> **TASK INSTRUCTIONS**
Provide the number of lines in the records that hold the string "Kependudukan", without any other words.

> **DATASET**
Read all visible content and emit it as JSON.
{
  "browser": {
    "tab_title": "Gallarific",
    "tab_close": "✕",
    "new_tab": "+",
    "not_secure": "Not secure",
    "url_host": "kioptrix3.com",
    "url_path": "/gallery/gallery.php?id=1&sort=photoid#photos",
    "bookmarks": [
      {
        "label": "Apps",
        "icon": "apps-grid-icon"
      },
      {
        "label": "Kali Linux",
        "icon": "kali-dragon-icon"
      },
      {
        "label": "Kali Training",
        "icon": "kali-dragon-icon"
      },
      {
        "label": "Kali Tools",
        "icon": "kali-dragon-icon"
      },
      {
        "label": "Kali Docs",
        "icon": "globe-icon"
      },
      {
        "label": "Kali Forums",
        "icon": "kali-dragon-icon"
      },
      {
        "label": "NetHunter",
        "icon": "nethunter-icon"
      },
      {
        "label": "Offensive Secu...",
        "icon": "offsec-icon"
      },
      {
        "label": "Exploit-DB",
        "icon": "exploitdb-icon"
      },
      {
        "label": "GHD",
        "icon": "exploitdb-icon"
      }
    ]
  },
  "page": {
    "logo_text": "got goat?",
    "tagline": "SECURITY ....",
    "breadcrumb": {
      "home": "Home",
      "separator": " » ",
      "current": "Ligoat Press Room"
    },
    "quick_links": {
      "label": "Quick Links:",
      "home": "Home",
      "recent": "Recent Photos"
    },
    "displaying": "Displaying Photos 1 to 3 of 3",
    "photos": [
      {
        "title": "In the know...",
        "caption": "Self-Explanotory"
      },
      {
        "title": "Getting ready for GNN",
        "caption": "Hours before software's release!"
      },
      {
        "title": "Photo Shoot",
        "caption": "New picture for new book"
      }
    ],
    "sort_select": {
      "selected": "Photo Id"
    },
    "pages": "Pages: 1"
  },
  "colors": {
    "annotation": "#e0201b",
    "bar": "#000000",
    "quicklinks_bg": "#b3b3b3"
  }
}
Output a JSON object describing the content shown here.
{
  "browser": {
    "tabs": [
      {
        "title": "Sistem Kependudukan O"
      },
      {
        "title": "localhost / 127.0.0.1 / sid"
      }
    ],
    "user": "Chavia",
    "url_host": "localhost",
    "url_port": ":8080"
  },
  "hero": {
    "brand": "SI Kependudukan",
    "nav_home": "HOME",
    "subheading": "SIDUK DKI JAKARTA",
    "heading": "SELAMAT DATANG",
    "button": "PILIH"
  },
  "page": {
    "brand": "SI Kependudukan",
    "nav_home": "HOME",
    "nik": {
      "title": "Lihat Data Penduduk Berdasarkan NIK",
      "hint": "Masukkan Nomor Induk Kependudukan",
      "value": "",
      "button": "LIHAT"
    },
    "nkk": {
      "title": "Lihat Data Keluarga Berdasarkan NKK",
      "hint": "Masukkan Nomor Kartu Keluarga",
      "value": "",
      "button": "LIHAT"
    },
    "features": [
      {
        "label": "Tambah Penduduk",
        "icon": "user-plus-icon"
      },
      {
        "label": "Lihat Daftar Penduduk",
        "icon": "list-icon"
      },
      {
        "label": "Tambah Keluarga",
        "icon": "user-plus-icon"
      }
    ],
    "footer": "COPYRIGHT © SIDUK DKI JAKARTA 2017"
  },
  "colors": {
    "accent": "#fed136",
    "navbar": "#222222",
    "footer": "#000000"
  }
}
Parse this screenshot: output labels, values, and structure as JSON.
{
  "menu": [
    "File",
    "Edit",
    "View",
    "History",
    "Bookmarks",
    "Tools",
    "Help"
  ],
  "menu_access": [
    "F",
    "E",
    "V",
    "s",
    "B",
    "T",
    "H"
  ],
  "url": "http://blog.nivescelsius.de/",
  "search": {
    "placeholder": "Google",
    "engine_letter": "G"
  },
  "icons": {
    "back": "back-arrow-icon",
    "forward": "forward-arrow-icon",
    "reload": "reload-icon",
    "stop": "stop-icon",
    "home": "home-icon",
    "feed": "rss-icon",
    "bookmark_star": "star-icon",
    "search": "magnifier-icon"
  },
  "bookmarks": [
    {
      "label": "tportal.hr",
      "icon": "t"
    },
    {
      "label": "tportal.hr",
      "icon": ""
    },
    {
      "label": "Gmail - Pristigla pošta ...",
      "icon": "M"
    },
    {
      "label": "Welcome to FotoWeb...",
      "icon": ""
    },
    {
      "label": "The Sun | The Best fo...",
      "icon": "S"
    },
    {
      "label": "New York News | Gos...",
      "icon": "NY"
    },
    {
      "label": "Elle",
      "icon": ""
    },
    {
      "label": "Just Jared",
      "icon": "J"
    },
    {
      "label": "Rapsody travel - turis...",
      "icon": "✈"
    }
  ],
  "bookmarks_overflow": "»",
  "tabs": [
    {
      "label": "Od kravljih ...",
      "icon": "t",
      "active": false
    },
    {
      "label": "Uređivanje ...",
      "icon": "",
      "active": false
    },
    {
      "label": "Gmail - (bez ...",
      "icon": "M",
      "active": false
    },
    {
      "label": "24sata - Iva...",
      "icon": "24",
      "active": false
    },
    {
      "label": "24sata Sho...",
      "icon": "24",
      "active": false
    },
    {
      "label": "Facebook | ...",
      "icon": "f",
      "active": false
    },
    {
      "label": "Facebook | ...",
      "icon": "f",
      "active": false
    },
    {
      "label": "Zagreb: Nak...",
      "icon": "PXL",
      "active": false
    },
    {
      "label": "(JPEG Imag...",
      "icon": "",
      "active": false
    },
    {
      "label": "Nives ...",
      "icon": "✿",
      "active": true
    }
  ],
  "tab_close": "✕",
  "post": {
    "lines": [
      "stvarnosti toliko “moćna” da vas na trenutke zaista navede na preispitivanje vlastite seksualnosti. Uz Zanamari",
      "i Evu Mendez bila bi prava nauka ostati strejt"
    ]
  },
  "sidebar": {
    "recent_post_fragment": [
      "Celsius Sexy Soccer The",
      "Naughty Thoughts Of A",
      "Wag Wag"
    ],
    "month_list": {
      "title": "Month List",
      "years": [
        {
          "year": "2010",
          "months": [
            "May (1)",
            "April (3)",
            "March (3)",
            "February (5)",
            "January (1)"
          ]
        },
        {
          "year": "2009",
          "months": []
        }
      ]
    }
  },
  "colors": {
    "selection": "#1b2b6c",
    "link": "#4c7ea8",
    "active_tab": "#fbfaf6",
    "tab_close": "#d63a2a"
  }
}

> **ANSWER**
4